__Task goal__. Go through the records below line by line. Count the lines with "settings" and give the count alone.

__Dataset records__.
******************************

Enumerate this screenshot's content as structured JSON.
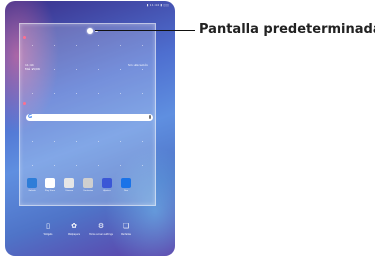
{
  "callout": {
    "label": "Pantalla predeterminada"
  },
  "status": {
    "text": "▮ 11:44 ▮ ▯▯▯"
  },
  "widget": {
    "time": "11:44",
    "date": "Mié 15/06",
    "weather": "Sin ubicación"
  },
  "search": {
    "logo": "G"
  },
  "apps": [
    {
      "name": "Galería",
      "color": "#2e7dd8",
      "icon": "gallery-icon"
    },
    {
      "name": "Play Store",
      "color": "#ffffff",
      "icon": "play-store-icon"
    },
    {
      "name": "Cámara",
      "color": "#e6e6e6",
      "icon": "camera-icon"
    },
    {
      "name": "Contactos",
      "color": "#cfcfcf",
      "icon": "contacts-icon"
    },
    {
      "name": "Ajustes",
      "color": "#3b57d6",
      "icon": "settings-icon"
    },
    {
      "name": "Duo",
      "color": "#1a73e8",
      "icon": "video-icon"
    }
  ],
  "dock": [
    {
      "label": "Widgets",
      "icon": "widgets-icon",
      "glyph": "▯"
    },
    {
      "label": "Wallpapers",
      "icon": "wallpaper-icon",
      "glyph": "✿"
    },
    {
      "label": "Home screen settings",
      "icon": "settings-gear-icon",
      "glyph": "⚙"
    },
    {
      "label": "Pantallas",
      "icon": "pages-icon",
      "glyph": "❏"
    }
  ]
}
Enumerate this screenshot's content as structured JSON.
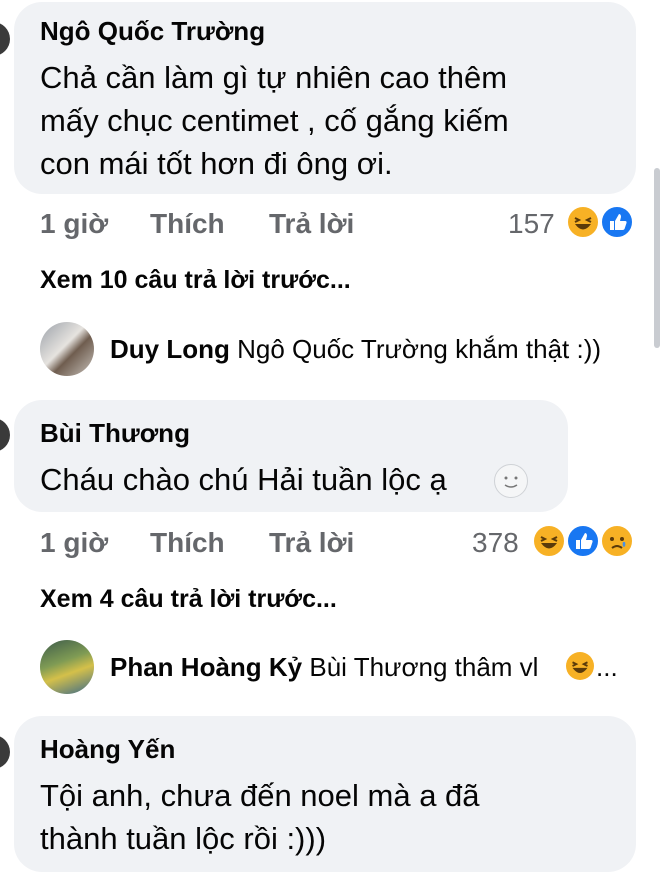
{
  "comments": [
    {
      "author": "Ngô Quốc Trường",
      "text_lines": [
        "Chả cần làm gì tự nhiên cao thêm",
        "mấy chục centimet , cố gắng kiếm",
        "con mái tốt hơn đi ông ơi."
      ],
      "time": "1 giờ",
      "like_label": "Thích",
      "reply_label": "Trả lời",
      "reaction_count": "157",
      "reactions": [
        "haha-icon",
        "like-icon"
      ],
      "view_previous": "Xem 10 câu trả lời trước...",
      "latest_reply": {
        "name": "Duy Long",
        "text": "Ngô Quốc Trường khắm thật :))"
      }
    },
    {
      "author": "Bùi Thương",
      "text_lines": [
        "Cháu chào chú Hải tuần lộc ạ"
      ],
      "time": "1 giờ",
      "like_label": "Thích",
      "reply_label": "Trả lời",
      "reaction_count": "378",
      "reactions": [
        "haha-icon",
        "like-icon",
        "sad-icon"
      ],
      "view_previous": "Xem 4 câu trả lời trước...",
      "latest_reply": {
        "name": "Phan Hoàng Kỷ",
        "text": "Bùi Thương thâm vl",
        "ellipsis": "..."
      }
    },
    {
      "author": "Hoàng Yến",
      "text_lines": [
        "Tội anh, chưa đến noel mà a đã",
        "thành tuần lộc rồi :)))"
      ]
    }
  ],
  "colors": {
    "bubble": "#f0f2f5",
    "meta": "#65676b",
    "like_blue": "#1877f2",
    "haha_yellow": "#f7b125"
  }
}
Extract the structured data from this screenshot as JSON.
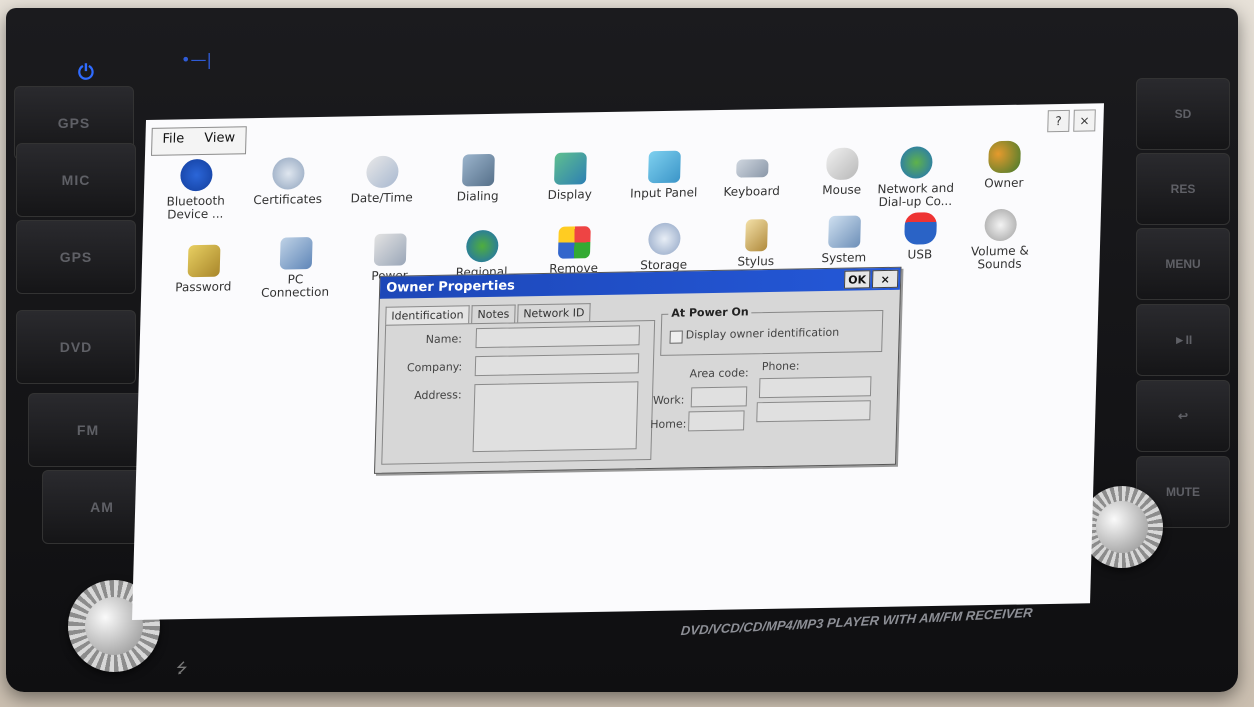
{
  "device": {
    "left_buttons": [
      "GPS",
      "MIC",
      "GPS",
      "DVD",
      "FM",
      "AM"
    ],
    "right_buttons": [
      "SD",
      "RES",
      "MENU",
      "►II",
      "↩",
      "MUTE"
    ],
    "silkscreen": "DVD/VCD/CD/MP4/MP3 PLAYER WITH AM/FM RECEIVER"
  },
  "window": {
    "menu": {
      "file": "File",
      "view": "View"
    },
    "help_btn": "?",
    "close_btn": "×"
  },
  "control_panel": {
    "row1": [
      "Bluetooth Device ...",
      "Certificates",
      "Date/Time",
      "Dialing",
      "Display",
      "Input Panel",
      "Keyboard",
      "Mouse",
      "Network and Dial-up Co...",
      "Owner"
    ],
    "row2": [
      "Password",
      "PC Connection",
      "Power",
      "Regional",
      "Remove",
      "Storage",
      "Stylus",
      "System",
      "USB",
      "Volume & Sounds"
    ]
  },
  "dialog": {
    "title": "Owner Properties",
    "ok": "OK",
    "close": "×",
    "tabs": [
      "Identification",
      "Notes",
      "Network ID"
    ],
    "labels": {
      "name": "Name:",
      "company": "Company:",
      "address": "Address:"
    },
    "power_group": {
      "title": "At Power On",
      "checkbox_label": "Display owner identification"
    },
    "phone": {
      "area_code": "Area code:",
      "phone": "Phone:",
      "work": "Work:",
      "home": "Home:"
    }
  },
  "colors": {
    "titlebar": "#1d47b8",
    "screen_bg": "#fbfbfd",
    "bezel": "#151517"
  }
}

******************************

__Response below__. 3